wryly smiles as I and the other vertically gifted passengers negotiate the ceiling. The door closes once everyone’s on board, and I see the jetway get pulled away, but we still sit in place for a while as we await the deicing truck. When it does come, they treat the planes beside us as well. I don’t even have that great a view. Since they concentrated heavily on the wing, my window view was obscured by the cloud of pink vapor. After our neighbors were also deiced, and the one on starboard side pushes, then we’re cleared to push. We head directly down to 22L. No other departing aircraft are ahead of us, but we need to wait for 2 other aircraft to land before the runway is ours. It’s a powerful takeoff, and we’re quickly airborne. As soon as our gear is up, we immediately take a relatively hard turn to the left. We also reach the clouds in no time, and almost the instant we break through on the other side, we hit 10,000 feet.
The scenery looks the same for this flight as it did for the last hour of the last flight. This time, though, we cruised at only 25,000, so the clouds were a little closer.
A few minutes before we reached cruise and the seatbelt sign came off, the drink service commenced. The FA
warned us in advance that we were not very well catered. I believe I ordered another soda or orange juice on this segment, but my memory is a little fuzzy now 3 days after the fact. Anyway, this flight blows by fast too. Eagle has the usual American Way and SkyMall in the seat back pocket, as well as a third magazine, Latitudes, exclusive to Eagle.
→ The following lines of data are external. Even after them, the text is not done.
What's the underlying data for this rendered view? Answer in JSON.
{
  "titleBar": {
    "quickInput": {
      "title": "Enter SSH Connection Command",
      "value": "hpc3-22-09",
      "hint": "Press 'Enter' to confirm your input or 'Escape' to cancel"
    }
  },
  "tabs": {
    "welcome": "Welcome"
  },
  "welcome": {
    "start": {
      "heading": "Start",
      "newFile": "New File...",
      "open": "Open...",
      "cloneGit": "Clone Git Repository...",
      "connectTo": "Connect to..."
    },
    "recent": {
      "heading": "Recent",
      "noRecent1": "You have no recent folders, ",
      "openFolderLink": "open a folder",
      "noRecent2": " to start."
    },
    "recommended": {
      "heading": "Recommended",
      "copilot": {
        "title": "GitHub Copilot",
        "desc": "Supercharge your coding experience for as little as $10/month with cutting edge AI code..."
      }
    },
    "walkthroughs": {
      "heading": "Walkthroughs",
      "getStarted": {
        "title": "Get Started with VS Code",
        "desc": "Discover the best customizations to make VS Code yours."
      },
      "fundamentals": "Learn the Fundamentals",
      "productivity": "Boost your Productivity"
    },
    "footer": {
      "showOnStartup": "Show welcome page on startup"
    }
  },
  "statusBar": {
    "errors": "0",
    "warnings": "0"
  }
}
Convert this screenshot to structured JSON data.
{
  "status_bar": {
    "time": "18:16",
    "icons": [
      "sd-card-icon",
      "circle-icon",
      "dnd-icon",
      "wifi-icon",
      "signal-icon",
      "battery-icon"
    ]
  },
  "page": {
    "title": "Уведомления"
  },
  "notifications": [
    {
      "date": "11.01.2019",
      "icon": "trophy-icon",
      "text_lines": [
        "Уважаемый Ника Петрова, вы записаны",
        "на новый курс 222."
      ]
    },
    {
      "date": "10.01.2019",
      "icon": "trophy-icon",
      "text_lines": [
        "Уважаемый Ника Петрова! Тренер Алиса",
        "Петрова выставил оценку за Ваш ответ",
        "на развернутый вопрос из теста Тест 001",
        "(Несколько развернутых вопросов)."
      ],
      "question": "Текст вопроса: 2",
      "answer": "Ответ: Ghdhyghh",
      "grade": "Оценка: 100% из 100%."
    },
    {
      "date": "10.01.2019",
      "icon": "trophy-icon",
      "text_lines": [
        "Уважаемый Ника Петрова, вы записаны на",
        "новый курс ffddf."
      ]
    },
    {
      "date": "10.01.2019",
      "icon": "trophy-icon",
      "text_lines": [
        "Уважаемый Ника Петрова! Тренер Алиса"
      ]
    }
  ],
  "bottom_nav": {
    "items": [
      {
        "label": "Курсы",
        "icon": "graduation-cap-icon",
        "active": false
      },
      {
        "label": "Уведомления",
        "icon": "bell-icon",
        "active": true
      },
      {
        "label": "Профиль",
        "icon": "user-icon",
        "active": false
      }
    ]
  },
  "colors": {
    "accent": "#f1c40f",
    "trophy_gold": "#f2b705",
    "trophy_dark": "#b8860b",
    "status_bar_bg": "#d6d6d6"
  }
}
I notice that every page has both English and Spanish translations of each article, something you usually don’t see in other US carrier’s seat backs.
It strikes me funny when the captain announces “Will the flight attendant
please prepare the cabin for arrival,” rather than the usual plural form.
Just like in ORD
, we don’t get below the cloudcover until moments before landing. We come in on 24R, and then do not retract our flaps even after we turn off, likely for deicing again. The taxi back to the gate, just like the one in ORD
out to the runway, was unusually bumpy, I could feel every little bump on the concrete. If we ran over a quarter, I could probably tell you if it were heads or tails. For both taxis I overheard a person on board ask their seatmate whether we blew a tire. I don’t know if that’s par for the course for just ERJ’s or all RJ
’s in general. It’s been 2 years since my last CRJ so I don’t recall. I expect us to pull into A3
, which seems to usually get the ORD
flights, but instead we pull into A1, which most often handles the DFW
It’s nice flying on a small jet because my bag doesn’t take long at all to reach the baggage carousels.
Overall, I give AA
good marks for this journey. I know I lucked out, getting through O’Hare with precipitation in the area during the winter with no real disruption, as I prefer transiting through DFW
when I go AA
. I’ll get to press my luck again in January, when I do the reverse itinerary again through ORD
, with a comparable layover length.
Thanks for taking the time to read!